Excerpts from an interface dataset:
↓

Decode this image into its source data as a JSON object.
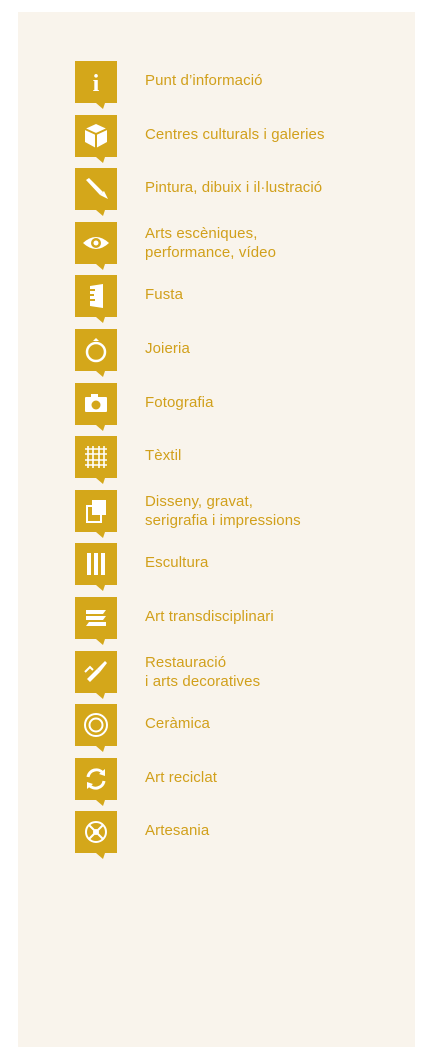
{
  "brand_color": "#d4a71a",
  "background": "#f9f4ec",
  "items": [
    {
      "icon": "info-icon",
      "line1": "Punt d’informació",
      "line2": ""
    },
    {
      "icon": "cube-icon",
      "line1": "Centres culturals i galeries",
      "line2": ""
    },
    {
      "icon": "paintbrush-icon",
      "line1": "Pintura, dibuix i il·lustració",
      "line2": ""
    },
    {
      "icon": "eye-icon",
      "line1": "Arts escèniques,",
      "line2": "performance, vídeo"
    },
    {
      "icon": "wood-plank-icon",
      "line1": "Fusta",
      "line2": ""
    },
    {
      "icon": "ring-icon",
      "line1": "Joieria",
      "line2": ""
    },
    {
      "icon": "camera-icon",
      "line1": "Fotografia",
      "line2": ""
    },
    {
      "icon": "textile-icon",
      "line1": "Tèxtil",
      "line2": ""
    },
    {
      "icon": "layers-icon",
      "line1": "Disseny, gravat,",
      "line2": "serigrafia i impressions"
    },
    {
      "icon": "columns-icon",
      "line1": "Escultura",
      "line2": ""
    },
    {
      "icon": "stack-icon",
      "line1": "Art transdisciplinari",
      "line2": ""
    },
    {
      "icon": "restoration-brush-icon",
      "line1": "Restauració",
      "line2": "i arts decoratives"
    },
    {
      "icon": "ceramic-circle-icon",
      "line1": "Ceràmica",
      "line2": ""
    },
    {
      "icon": "recycle-icon",
      "line1": "Art reciclat",
      "line2": ""
    },
    {
      "icon": "craft-wheel-icon",
      "line1": "Artesania",
      "line2": ""
    }
  ]
}
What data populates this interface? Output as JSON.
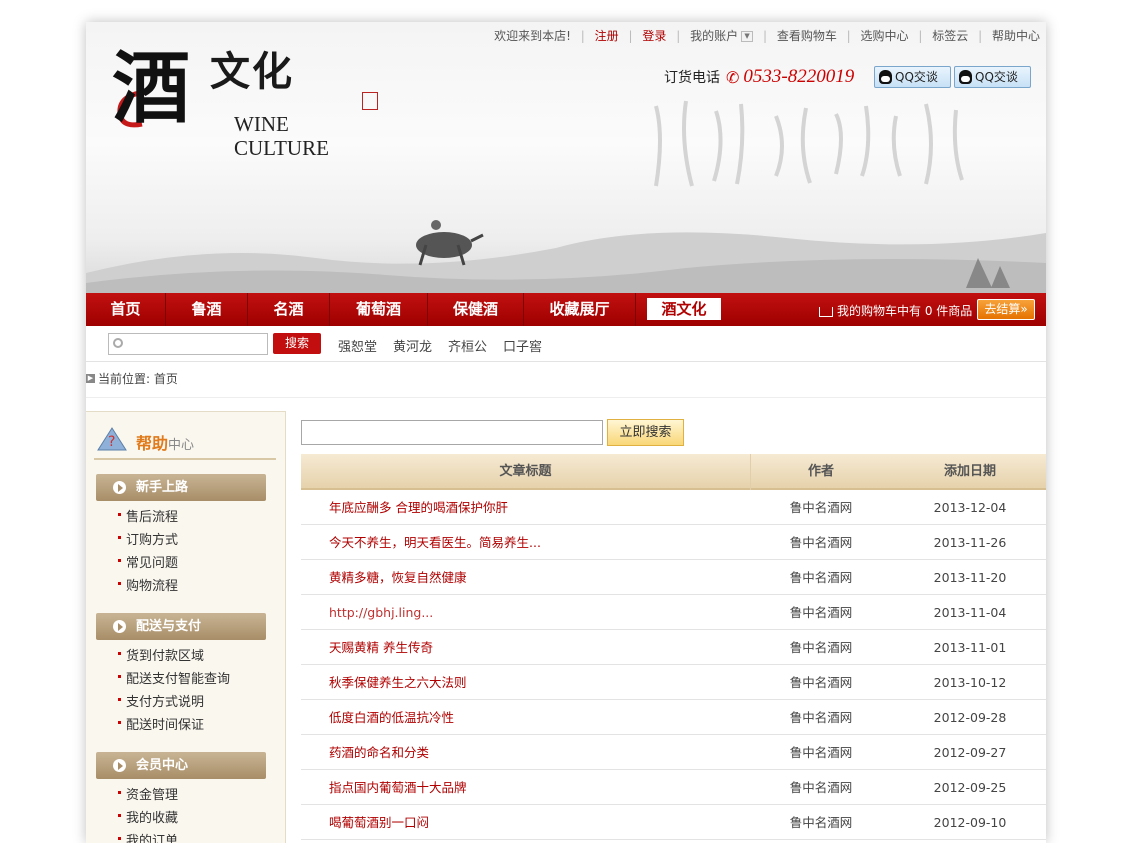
{
  "topbar": {
    "welcome": "欢迎来到本店!",
    "register": "注册",
    "login": "登录",
    "my_account": "我的账户",
    "view_cart": "查看购物车",
    "selection_center": "选购中心",
    "tag_cloud": "标签云",
    "help_center": "帮助中心"
  },
  "logo": {
    "main_char": "酒",
    "sub_chars": "文化",
    "english": "WINE CULTURE"
  },
  "phone": {
    "label": "订货电话",
    "number": "0533-8220019"
  },
  "qq_buttons": [
    "QQ交谈",
    "QQ交谈"
  ],
  "nav": {
    "items": [
      "首页",
      "鲁酒",
      "名酒",
      "葡萄酒",
      "保健酒",
      "收藏展厅",
      "酒文化"
    ],
    "active": "酒文化",
    "cart_text": "我的购物车中有 0 件商品",
    "checkout": "去结算»"
  },
  "search": {
    "button": "搜索",
    "keywords": [
      "强恕堂",
      "黄河龙",
      "齐桓公",
      "口子窖"
    ]
  },
  "breadcrumb": {
    "text": "当前位置: 首页"
  },
  "sidebar": {
    "title_main": "帮助",
    "title_sub": "中心",
    "sections": [
      {
        "title": "新手上路",
        "links": [
          "售后流程",
          "订购方式",
          "常见问题",
          "购物流程"
        ]
      },
      {
        "title": "配送与支付",
        "links": [
          "货到付款区域",
          "配送支付智能查询",
          "支付方式说明",
          "配送时间保证"
        ]
      },
      {
        "title": "会员中心",
        "links": [
          "资金管理",
          "我的收藏",
          "我的订单"
        ]
      }
    ]
  },
  "main": {
    "search_button": "立即搜索",
    "columns": [
      "文章标题",
      "作者",
      "添加日期"
    ],
    "articles": [
      {
        "title": "年底应酬多 合理的喝酒保护你肝",
        "author": "鲁中名酒网",
        "date": "2013-12-04"
      },
      {
        "title": "今天不养生，明天看医生。简易养生...",
        "author": "鲁中名酒网",
        "date": "2013-11-26"
      },
      {
        "title": "黄精多糖，恢复自然健康",
        "author": "鲁中名酒网",
        "date": "2013-11-20"
      },
      {
        "title": "http://gbhj.ling...",
        "author": "鲁中名酒网",
        "date": "2013-11-04"
      },
      {
        "title": "天赐黄精 养生传奇",
        "author": "鲁中名酒网",
        "date": "2013-11-01"
      },
      {
        "title": "秋季保健养生之六大法则",
        "author": "鲁中名酒网",
        "date": "2013-10-12"
      },
      {
        "title": "低度白酒的低温抗冷性",
        "author": "鲁中名酒网",
        "date": "2012-09-28"
      },
      {
        "title": "药酒的命名和分类",
        "author": "鲁中名酒网",
        "date": "2012-09-27"
      },
      {
        "title": "指点国内葡萄酒十大品牌",
        "author": "鲁中名酒网",
        "date": "2012-09-25"
      },
      {
        "title": "喝葡萄酒别一口闷",
        "author": "鲁中名酒网",
        "date": "2012-09-10"
      }
    ]
  },
  "colors": {
    "nav_red": "#b00000",
    "link_red": "#b00000",
    "checkout_orange": "#f08a12",
    "sidebar_tan": "#b49c76"
  },
  "icons": [
    "search-icon",
    "phone-icon",
    "qq-icon",
    "cart-icon",
    "chevron-down-icon",
    "arrow-right-icon",
    "help-icon"
  ]
}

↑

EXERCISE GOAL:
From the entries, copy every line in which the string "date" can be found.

TASK RESULT:
        "date": "2013-12-04"
        "date": "2013-11-26"
        "date": "2013-11-20"
        "date": "2013-11-04"
        "date": "2013-11-01"
        "date": "2013-10-12"
        "date": "2012-09-28"
        "date": "2012-09-27"
        "date": "2012-09-25"
        "date": "2012-09-10"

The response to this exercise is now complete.